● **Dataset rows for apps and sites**
====

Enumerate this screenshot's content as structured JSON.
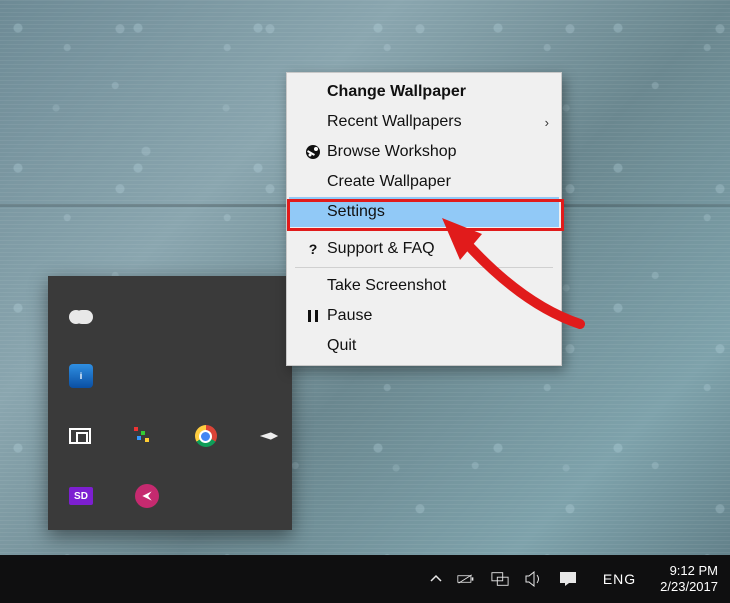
{
  "context_menu": {
    "heading": "Change Wallpaper",
    "items": {
      "recent": {
        "label": "Recent Wallpapers",
        "has_submenu": true
      },
      "browse": {
        "label": "Browse Workshop"
      },
      "create": {
        "label": "Create Wallpaper"
      },
      "settings": {
        "label": "Settings",
        "selected": true
      },
      "support": {
        "label": "Support & FAQ"
      },
      "screenshot": {
        "label": "Take Screenshot"
      },
      "pause": {
        "label": "Pause"
      },
      "quit": {
        "label": "Quit"
      }
    }
  },
  "tray_overflow": {
    "icons": [
      {
        "name": "onedrive-icon"
      },
      {
        "name": "intel-graphics-icon"
      },
      {
        "name": "screen-connect-icon"
      },
      {
        "name": "pixel-app-icon"
      },
      {
        "name": "chrome-icon"
      },
      {
        "name": "jet-app-icon"
      },
      {
        "name": "sd-app-icon",
        "badge": "SD"
      },
      {
        "name": "media-app-icon"
      }
    ]
  },
  "taskbar": {
    "language": "ENG",
    "time": "9:12 PM",
    "date": "2/23/2017"
  }
}
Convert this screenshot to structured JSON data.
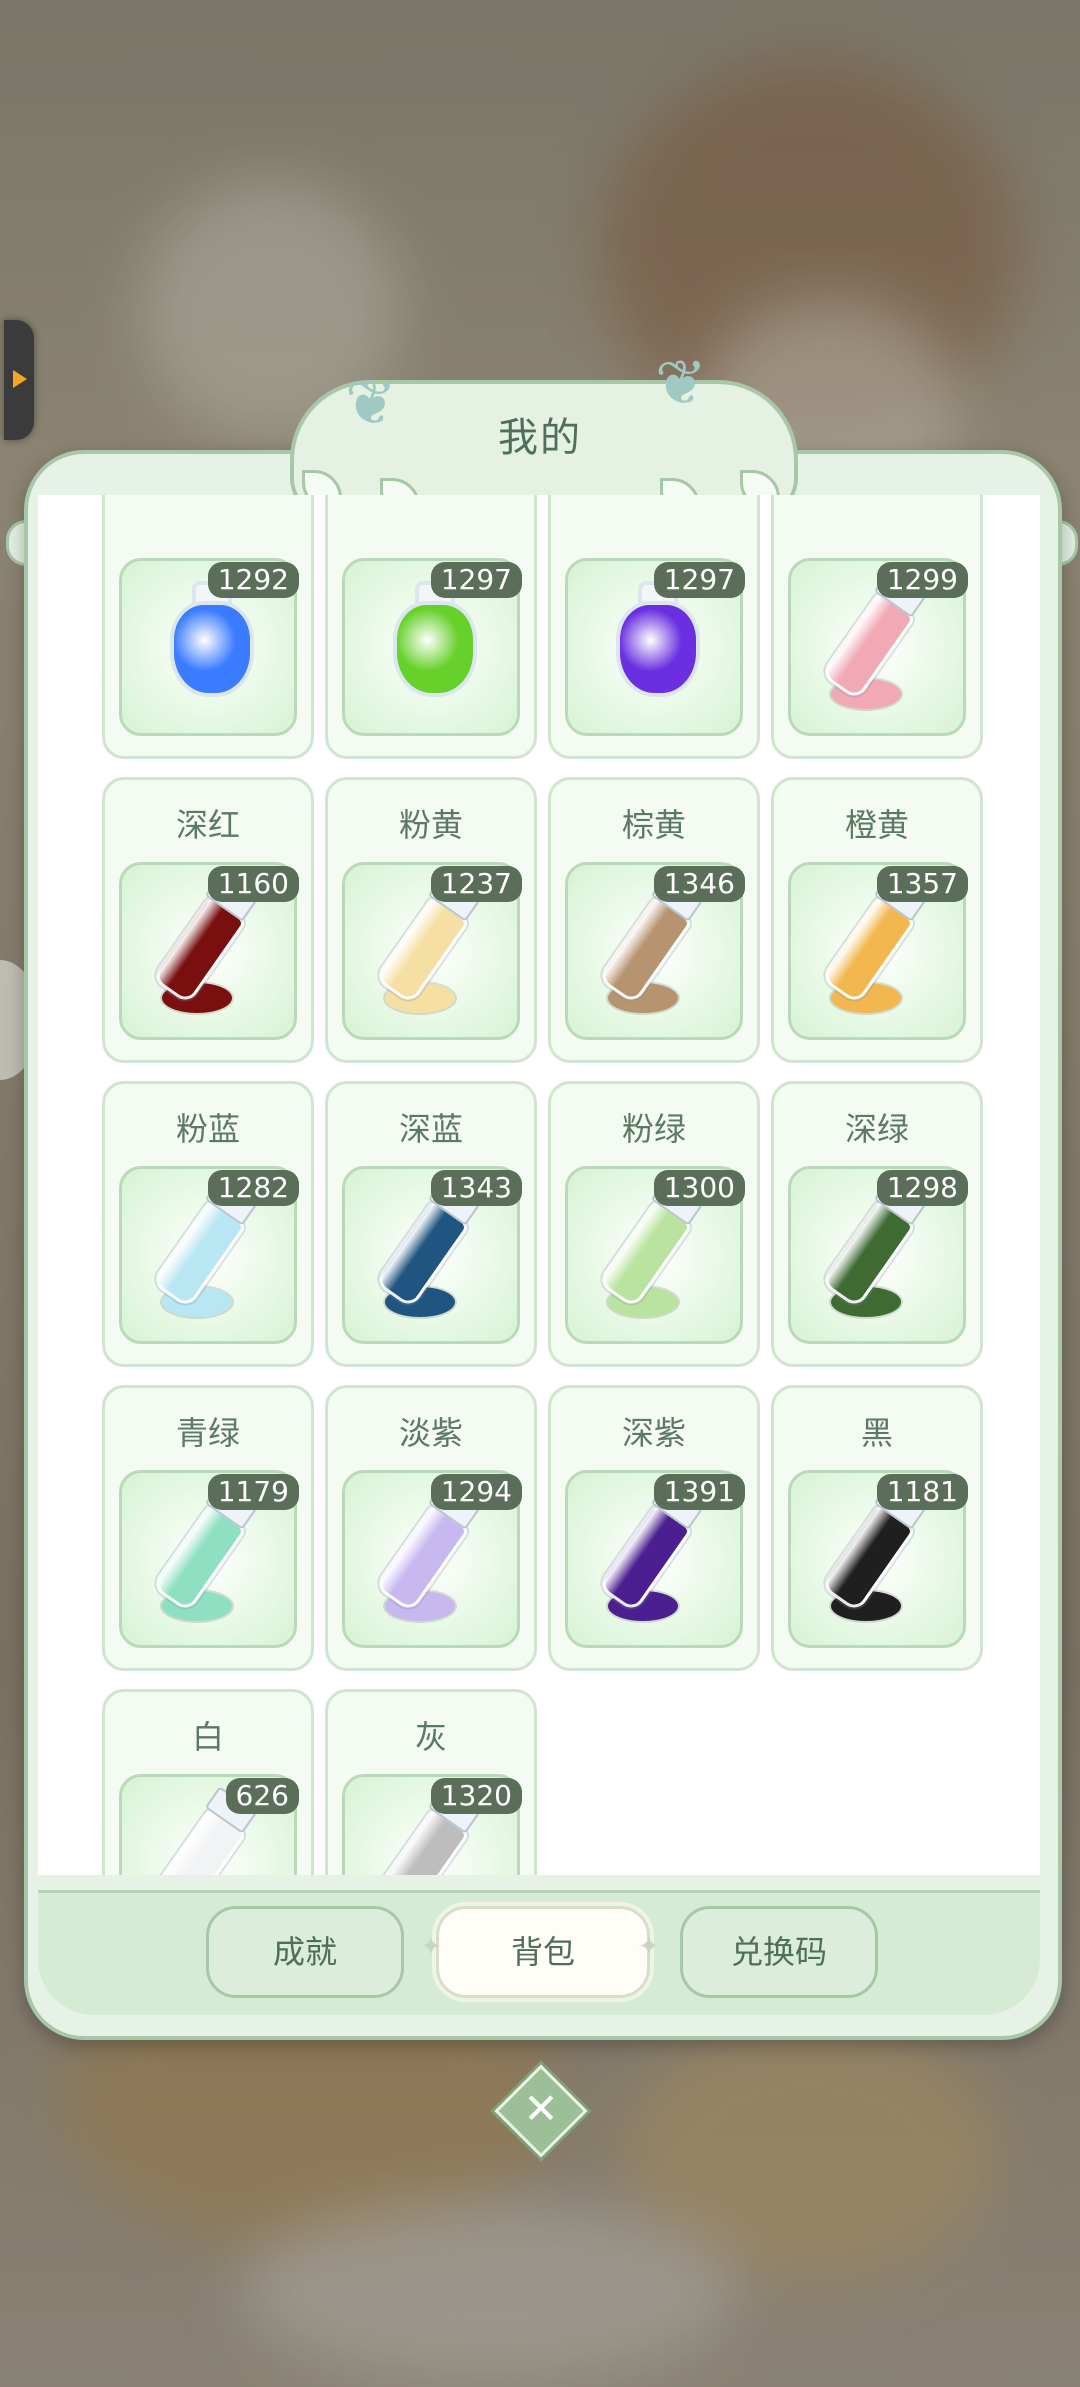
{
  "title": "我的",
  "items": [
    {
      "name": "",
      "count": "1292",
      "kind": "bottle",
      "color": "#3a7bff"
    },
    {
      "name": "",
      "count": "1297",
      "kind": "bottle",
      "color": "#66d12a"
    },
    {
      "name": "",
      "count": "1297",
      "kind": "bottle",
      "color": "#6a2fe0"
    },
    {
      "name": "",
      "count": "1299",
      "kind": "tube",
      "color": "#f2a9b6"
    },
    {
      "name": "深红",
      "count": "1160",
      "kind": "tube",
      "color": "#7a0f0f"
    },
    {
      "name": "粉黄",
      "count": "1237",
      "kind": "tube",
      "color": "#f6dfa2"
    },
    {
      "name": "棕黄",
      "count": "1346",
      "kind": "tube",
      "color": "#b79470"
    },
    {
      "name": "橙黄",
      "count": "1357",
      "kind": "tube",
      "color": "#f2b84f"
    },
    {
      "name": "粉蓝",
      "count": "1282",
      "kind": "tube",
      "color": "#b9e6f3"
    },
    {
      "name": "深蓝",
      "count": "1343",
      "kind": "tube",
      "color": "#1f5580"
    },
    {
      "name": "粉绿",
      "count": "1300",
      "kind": "tube",
      "color": "#b9e39e"
    },
    {
      "name": "深绿",
      "count": "1298",
      "kind": "tube",
      "color": "#3f6b33"
    },
    {
      "name": "青绿",
      "count": "1179",
      "kind": "tube",
      "color": "#8fe0c2"
    },
    {
      "name": "淡紫",
      "count": "1294",
      "kind": "tube",
      "color": "#c7b8f0"
    },
    {
      "name": "深紫",
      "count": "1391",
      "kind": "tube",
      "color": "#4b1f8f"
    },
    {
      "name": "黑",
      "count": "1181",
      "kind": "tube",
      "color": "#1f1f1f"
    },
    {
      "name": "白",
      "count": "626",
      "kind": "tube",
      "color": "#f1f3f5"
    },
    {
      "name": "灰",
      "count": "1320",
      "kind": "tube",
      "color": "#bdbdbd"
    }
  ],
  "tabs": [
    {
      "label": "成就",
      "active": false
    },
    {
      "label": "背包",
      "active": true
    },
    {
      "label": "兑换码",
      "active": false
    }
  ],
  "colors": {
    "accent": "#a8c6a8",
    "text": "#5c7a63",
    "badge": "#5a6e5a"
  }
}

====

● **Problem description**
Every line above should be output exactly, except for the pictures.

● **Exercise response**
Enumerate this screenshot's content as structured JSON.
{
  "context_menu": {
    "heading": "Change Wallpaper",
    "items": {
      "recent": {
        "label": "Recent Wallpapers",
        "has_submenu": true
      },
      "browse": {
        "label": "Browse Workshop"
      },
      "create": {
        "label": "Create Wallpaper"
      },
      "settings": {
        "label": "Settings",
        "selected": true
      },
      "support": {
        "label": "Support & FAQ"
      },
      "screenshot": {
        "label": "Take Screenshot"
      },
      "pause": {
        "label": "Pause"
      },
      "quit": {
        "label": "Quit"
      }
    }
  },
  "tray_overflow": {
    "icons": [
      {
        "name": "onedrive-icon"
      },
      {
        "name": "intel-graphics-icon"
      },
      {
        "name": "screen-connect-icon"
      },
      {
        "name": "pixel-app-icon"
      },
      {
        "name": "chrome-icon"
      },
      {
        "name": "jet-app-icon"
      },
      {
        "name": "sd-app-icon",
        "badge": "SD"
      },
      {
        "name": "media-app-icon"
      }
    ]
  },
  "taskbar": {
    "language": "ENG",
    "time": "9:12 PM",
    "date": "2/23/2017"
  }
}
Convert this screenshot to structured JSON data.
{
  "title": "我的",
  "items": [
    {
      "name": "",
      "count": "1292",
      "kind": "bottle",
      "color": "#3a7bff"
    },
    {
      "name": "",
      "count": "1297",
      "kind": "bottle",
      "color": "#66d12a"
    },
    {
      "name": "",
      "count": "1297",
      "kind": "bottle",
      "color": "#6a2fe0"
    },
    {
      "name": "",
      "count": "1299",
      "kind": "tube",
      "color": "#f2a9b6"
    },
    {
      "name": "深红",
      "count": "1160",
      "kind": "tube",
      "color": "#7a0f0f"
    },
    {
      "name": "粉黄",
      "count": "1237",
      "kind": "tube",
      "color": "#f6dfa2"
    },
    {
      "name": "棕黄",
      "count": "1346",
      "kind": "tube",
      "color": "#b79470"
    },
    {
      "name": "橙黄",
      "count": "1357",
      "kind": "tube",
      "color": "#f2b84f"
    },
    {
      "name": "粉蓝",
      "count": "1282",
      "kind": "tube",
      "color": "#b9e6f3"
    },
    {
      "name": "深蓝",
      "count": "1343",
      "kind": "tube",
      "color": "#1f5580"
    },
    {
      "name": "粉绿",
      "count": "1300",
      "kind": "tube",
      "color": "#b9e39e"
    },
    {
      "name": "深绿",
      "count": "1298",
      "kind": "tube",
      "color": "#3f6b33"
    },
    {
      "name": "青绿",
      "count": "1179",
      "kind": "tube",
      "color": "#8fe0c2"
    },
    {
      "name": "淡紫",
      "count": "1294",
      "kind": "tube",
      "color": "#c7b8f0"
    },
    {
      "name": "深紫",
      "count": "1391",
      "kind": "tube",
      "color": "#4b1f8f"
    },
    {
      "name": "黑",
      "count": "1181",
      "kind": "tube",
      "color": "#1f1f1f"
    },
    {
      "name": "白",
      "count": "626",
      "kind": "tube",
      "color": "#f1f3f5"
    },
    {
      "name": "灰",
      "count": "1320",
      "kind": "tube",
      "color": "#bdbdbd"
    }
  ],
  "tabs": [
    {
      "label": "成就",
      "active": false
    },
    {
      "label": "背包",
      "active": true
    },
    {
      "label": "兑换码",
      "active": false
    }
  ],
  "colors": {
    "accent": "#a8c6a8",
    "text": "#5c7a63",
    "badge": "#5a6e5a"
  }
}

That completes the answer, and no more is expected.